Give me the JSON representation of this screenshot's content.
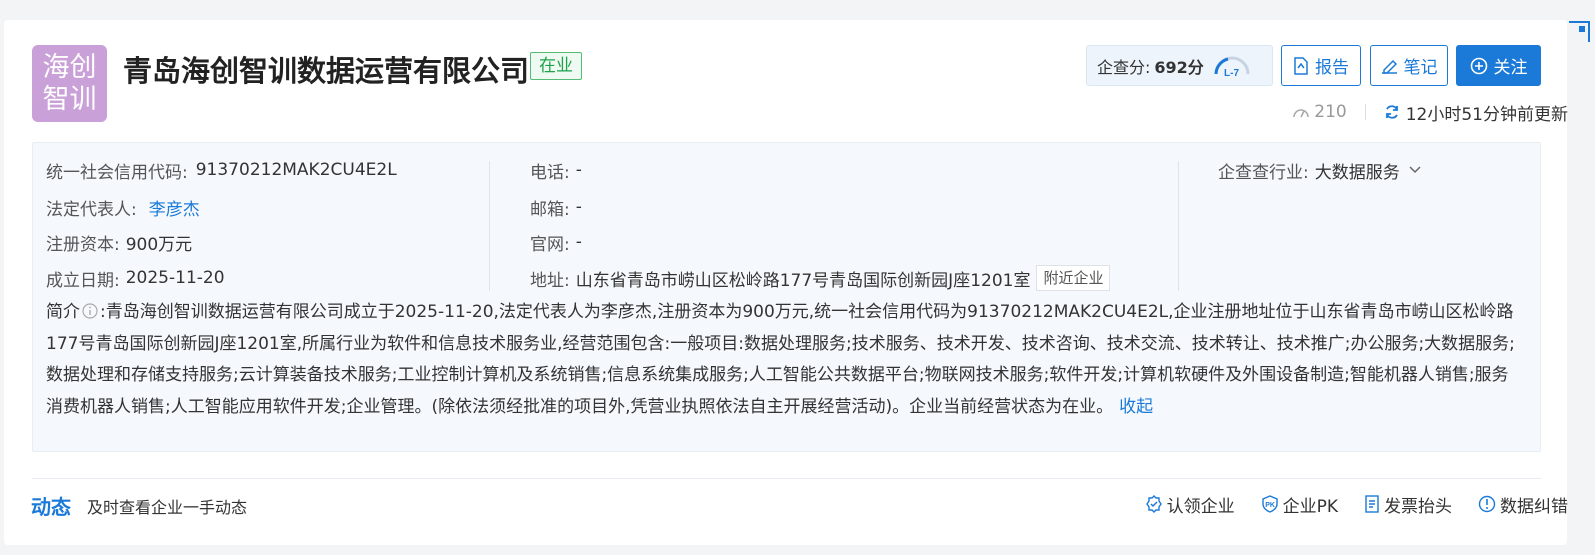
{
  "company": {
    "logo_text": "海创\n智训",
    "name": "青岛海创智训数据运营有限公司",
    "status": "在业"
  },
  "score": {
    "label": "企查分:",
    "value": "692分",
    "level": "L-7"
  },
  "buttons": {
    "report": "报告",
    "notes": "笔记",
    "follow": "关注"
  },
  "meta": {
    "views": "210",
    "updated": "12小时51分钟前更新"
  },
  "info": {
    "credit_code_label": "统一社会信用代码:",
    "credit_code": "91370212MAK2CU4E2L",
    "legal_rep_label": "法定代表人:",
    "legal_rep": "李彦杰",
    "capital_label": "注册资本:",
    "capital": "900万元",
    "founded_label": "成立日期:",
    "founded": "2025-11-20",
    "phone_label": "电话:",
    "phone": "-",
    "email_label": "邮箱:",
    "email": "-",
    "website_label": "官网:",
    "website": "-",
    "address_label": "地址:",
    "address": "山东省青岛市崂山区松岭路177号青岛国际创新园J座1201室",
    "nearby": "附近企业",
    "industry_label": "企查查行业:",
    "industry": "大数据服务"
  },
  "intro": {
    "label": "简介",
    "text": ":青岛海创智训数据运营有限公司成立于2025-11-20,法定代表人为李彦杰,注册资本为900万元,统一社会信用代码为91370212MAK2CU4E2L,企业注册地址位于山东省青岛市崂山区松岭路177号青岛国际创新园J座1201室,所属行业为软件和信息技术服务业,经营范围包含:一般项目:数据处理服务;技术服务、技术开发、技术咨询、技术交流、技术转让、技术推广;办公服务;大数据服务;数据处理和存储支持服务;云计算装备技术服务;工业控制计算机及系统销售;信息系统集成服务;人工智能公共数据平台;物联网技术服务;软件开发;计算机软硬件及外围设备制造;智能机器人销售;服务消费机器人销售;人工智能应用软件开发;企业管理。(除依法须经批准的项目外,凭营业执照依法自主开展经营活动)。企业当前经营状态为在业。",
    "collapse": "收起"
  },
  "dynamics": {
    "title": "动态",
    "subtitle": "及时查看企业一手动态"
  },
  "actions": {
    "claim": "认领企业",
    "pk": "企业PK",
    "invoice": "发票抬头",
    "correction": "数据纠错"
  },
  "colors": {
    "brand": "#1b7ad8",
    "status_green": "#1fa24a",
    "logo_bg": "#c9a0d8"
  }
}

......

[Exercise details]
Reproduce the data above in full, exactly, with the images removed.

[Expected answer]
Give me the JSON representation of this screenshot's content.
{
  "company": {
    "logo_text": "海创\n智训",
    "name": "青岛海创智训数据运营有限公司",
    "status": "在业"
  },
  "score": {
    "label": "企查分:",
    "value": "692分",
    "level": "L-7"
  },
  "buttons": {
    "report": "报告",
    "notes": "笔记",
    "follow": "关注"
  },
  "meta": {
    "views": "210",
    "updated": "12小时51分钟前更新"
  },
  "info": {
    "credit_code_label": "统一社会信用代码:",
    "credit_code": "91370212MAK2CU4E2L",
    "legal_rep_label": "法定代表人:",
    "legal_rep": "李彦杰",
    "capital_label": "注册资本:",
    "capital": "900万元",
    "founded_label": "成立日期:",
    "founded": "2025-11-20",
    "phone_label": "电话:",
    "phone": "-",
    "email_label": "邮箱:",
    "email": "-",
    "website_label": "官网:",
    "website": "-",
    "address_label": "地址:",
    "address": "山东省青岛市崂山区松岭路177号青岛国际创新园J座1201室",
    "nearby": "附近企业",
    "industry_label": "企查查行业:",
    "industry": "大数据服务"
  },
  "intro": {
    "label": "简介",
    "text": ":青岛海创智训数据运营有限公司成立于2025-11-20,法定代表人为李彦杰,注册资本为900万元,统一社会信用代码为91370212MAK2CU4E2L,企业注册地址位于山东省青岛市崂山区松岭路177号青岛国际创新园J座1201室,所属行业为软件和信息技术服务业,经营范围包含:一般项目:数据处理服务;技术服务、技术开发、技术咨询、技术交流、技术转让、技术推广;办公服务;大数据服务;数据处理和存储支持服务;云计算装备技术服务;工业控制计算机及系统销售;信息系统集成服务;人工智能公共数据平台;物联网技术服务;软件开发;计算机软硬件及外围设备制造;智能机器人销售;服务消费机器人销售;人工智能应用软件开发;企业管理。(除依法须经批准的项目外,凭营业执照依法自主开展经营活动)。企业当前经营状态为在业。",
    "collapse": "收起"
  },
  "dynamics": {
    "title": "动态",
    "subtitle": "及时查看企业一手动态"
  },
  "actions": {
    "claim": "认领企业",
    "pk": "企业PK",
    "invoice": "发票抬头",
    "correction": "数据纠错"
  },
  "colors": {
    "brand": "#1b7ad8",
    "status_green": "#1fa24a",
    "logo_bg": "#c9a0d8"
  }
}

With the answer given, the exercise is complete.